“Unforeseen things are going to happen,” he said. “That’s just the reality of baseball.”
Outfielders have not been immune to the rash of injuries. Jeff McNeil, slated to start in left field, was scratched from the lineup two days after scraping his left wrist while diving for a batted ball during a game. Center fielder Brandon Nimmo missed action because of an upset stomach after cooking chicken for himself.
“We’re going to have to teach him how to cook so he doesn’t miss any more games,” Callaway said.

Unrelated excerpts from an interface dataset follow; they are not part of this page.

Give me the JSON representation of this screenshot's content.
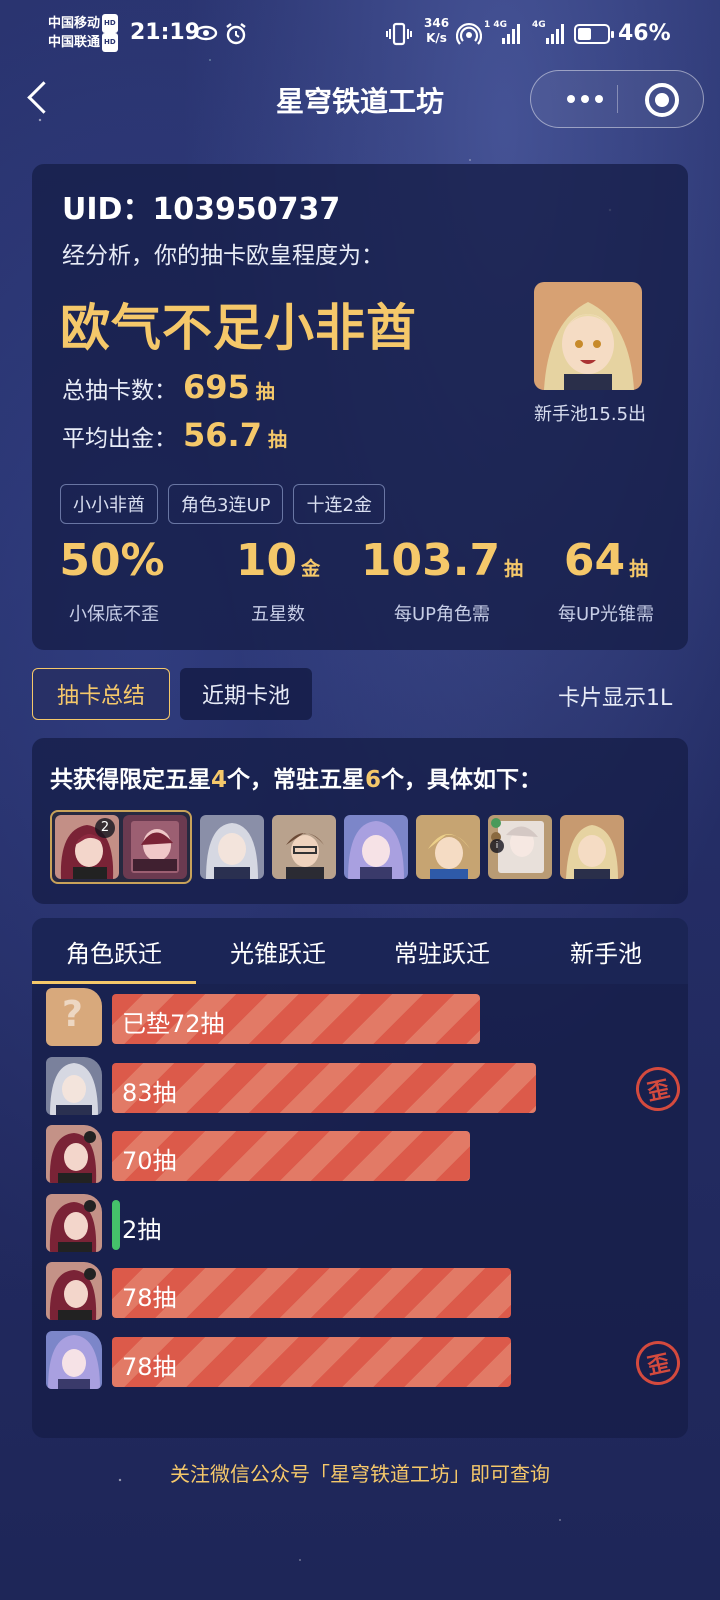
{
  "status_bar": {
    "carrier1": "中国移动",
    "carrier2": "中国联通",
    "hd": "HD",
    "time": "21:19",
    "net_speed_value": "346",
    "net_speed_unit": "K/s",
    "signal1_label": "1 4G",
    "signal2_label": "4G",
    "battery_level": 0.46,
    "battery_pct": "46%"
  },
  "nav": {
    "title": "星穹铁道工坊"
  },
  "summary": {
    "uid_label": "UID：",
    "uid_value": "103950737",
    "analysis": "经分析，你的抽卡欧皇程度为：",
    "verdict": "欧气不足小非酋",
    "total_label": "总抽卡数：",
    "total_value": "695",
    "total_unit": "抽",
    "avg_label": "平均出金：",
    "avg_value": "56.7",
    "avg_unit": "抽",
    "portrait_caption": "新手池15.5出",
    "tags": [
      "小小非酋",
      "角色3连UP",
      "十连2金"
    ],
    "metrics": [
      {
        "value": "50%",
        "unit": "",
        "label": "小保底不歪"
      },
      {
        "value": "10",
        "unit": "金",
        "label": "五星数"
      },
      {
        "value": "103.7",
        "unit": "抽",
        "label": "每UP角色需"
      },
      {
        "value": "64",
        "unit": "抽",
        "label": "每UP光锥需"
      }
    ]
  },
  "tabs": {
    "summary": "抽卡总结",
    "recent": "近期卡池",
    "card_mode": "卡片显示1L"
  },
  "five_star": {
    "text_prefix": "共获得限定五星",
    "limited_count": "4",
    "text_mid": "个，常驻五星",
    "standard_count": "6",
    "text_suffix": "个，具体如下：",
    "duplicate_badge": "2",
    "info_badge": "i"
  },
  "jump": {
    "tabs": [
      "角色跃迁",
      "光锥跃迁",
      "常驻跃迁",
      "新手池"
    ],
    "active_tab": 0,
    "unknown_mark": "?",
    "rows": [
      {
        "label": "已垫72抽",
        "pulls": 72,
        "type": "pity",
        "wai": false
      },
      {
        "label": "83抽",
        "pulls": 83,
        "type": "five_star",
        "wai": true
      },
      {
        "label": "70抽",
        "pulls": 70,
        "type": "five_star",
        "wai": false
      },
      {
        "label": "2抽",
        "pulls": 2,
        "type": "five_star",
        "wai": false
      },
      {
        "label": "78抽",
        "pulls": 78,
        "type": "five_star",
        "wai": false
      },
      {
        "label": "78抽",
        "pulls": 78,
        "type": "five_star",
        "wai": true
      }
    ],
    "wai_label": "歪"
  },
  "footer": "关注微信公众号「星穹铁道工坊」即可查询",
  "colors": {
    "gold": "#f5c86a",
    "bar_red": "#dc5a4a",
    "green": "#45c16a",
    "wai_red": "#d44a3e"
  }
}
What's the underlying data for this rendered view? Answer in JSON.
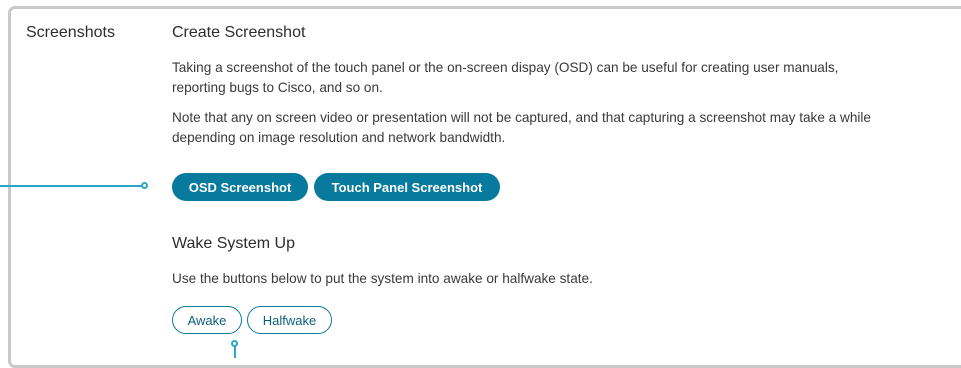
{
  "section": {
    "label": "Screenshots"
  },
  "create_screenshot": {
    "heading": "Create Screenshot",
    "description_lines": [
      "Taking a screenshot of the touch panel or the on-screen dispay (OSD) can be useful for creating user manuals,",
      "reporting bugs to Cisco, and so on."
    ],
    "note_lines": [
      "Note that any on screen video or presentation will not be captured, and that capturing a screenshot may take a while",
      "depending on image resolution and network bandwidth."
    ],
    "buttons": {
      "osd": "OSD Screenshot",
      "touch_panel": "Touch Panel Screenshot"
    }
  },
  "wake_system": {
    "heading": "Wake System Up",
    "description": "Use the buttons below to put the system into awake or halfwake state.",
    "buttons": {
      "awake": "Awake",
      "halfwake": "Halfwake"
    }
  },
  "colors": {
    "accent": "#077a9e",
    "callout": "#2aa7c7",
    "border": "#c9c9c9"
  }
}
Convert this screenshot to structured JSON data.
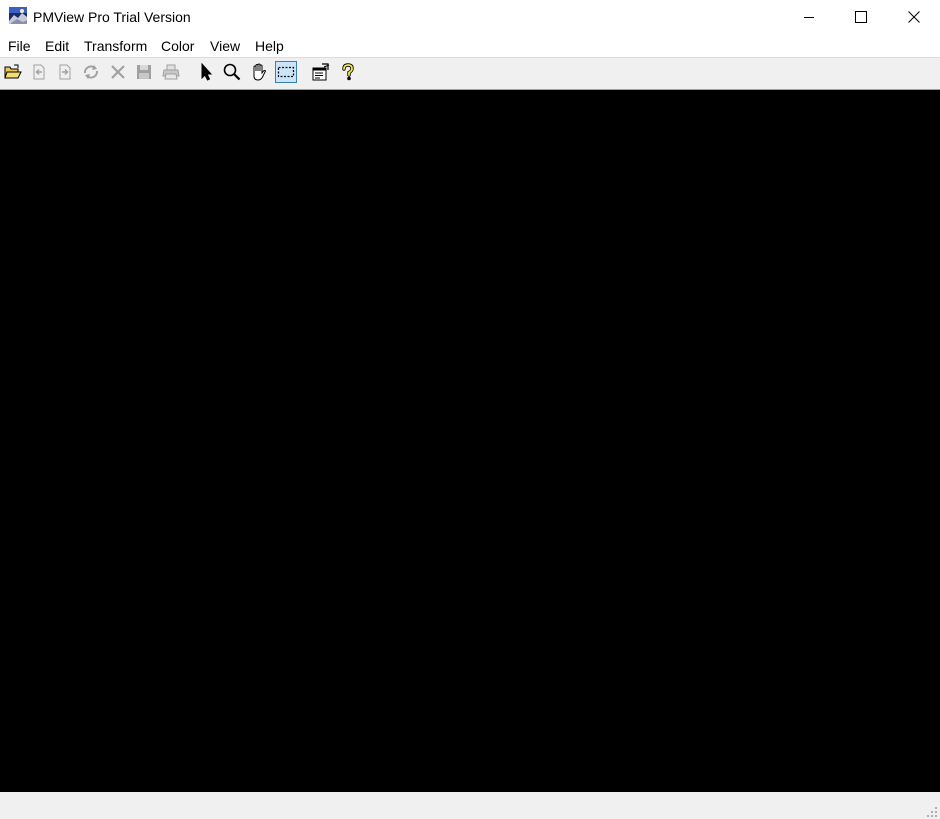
{
  "window": {
    "title": "PMView Pro Trial Version",
    "icon": "pmview-app-icon",
    "controls": {
      "minimize_icon": "minimize-icon",
      "maximize_icon": "maximize-icon",
      "close_icon": "close-icon"
    }
  },
  "menubar": {
    "items": [
      "File",
      "Edit",
      "Transform",
      "Color",
      "View",
      "Help"
    ]
  },
  "toolbar": {
    "buttons": [
      {
        "icon": "open-folder-icon",
        "enabled": true
      },
      {
        "icon": "previous-image-icon",
        "enabled": false
      },
      {
        "icon": "next-image-icon",
        "enabled": false
      },
      {
        "icon": "refresh-icon",
        "enabled": false
      },
      {
        "icon": "delete-icon",
        "enabled": false
      },
      {
        "icon": "save-icon",
        "enabled": false
      },
      {
        "icon": "print-icon",
        "enabled": false
      },
      {
        "icon": "pointer-arrow-icon",
        "enabled": true
      },
      {
        "icon": "magnifier-icon",
        "enabled": true
      },
      {
        "icon": "hand-pan-icon",
        "enabled": true
      },
      {
        "icon": "rectangle-select-icon",
        "enabled": true,
        "active": true
      },
      {
        "icon": "properties-icon",
        "enabled": true
      },
      {
        "icon": "help-question-icon",
        "enabled": true
      }
    ]
  },
  "canvas": {
    "background": "#000000"
  },
  "statusbar": {
    "text": ""
  },
  "colors": {
    "toolbar_bg": "#f0f0f0",
    "active_tool_bg": "#cce4f7",
    "active_tool_border": "#3c7fb1",
    "disabled_icon": "#a0a0a0"
  }
}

The unfortunate has been familiar to the Mets of late. Last spring, outfielder Tim Tebow tripped on a sprinkler head during his first workout. Over the summer, pitcher Noah Syndergaard received a diagnosis of hand, foot and mouth disease. In the fall, David Wright retired because of chronic neck and shoulder ailments. All were reminders that the best plans can go sideways quickly.
With opening day less than a month away, here is how the roster looks.
Infielders: Who’s at first? It depends on the day. Alonso led off the exhibition season with a solo home run in his first at-bat, and Davis, who can play first or third, countered by blasting a two-run homer as he went 3 for 5 as a designated hitter.
The Mets are sure-handed up the middle, with Robinson Cano bringing his nifty fielding and a smooth stroke to second base. Shortstop Amed Rosario will be a running threat on the bases, and Adeiny Hechavarria, a late pickup who previously played with the Yankees, “covers us in so many ways,” Callaway said.
When healthy, Lowrie, who has primarily played at second base and shortstop but is expected to start at third for Mets, will provide versatility. So will Frazier, a veteran whose experience is valued in the clubhouse.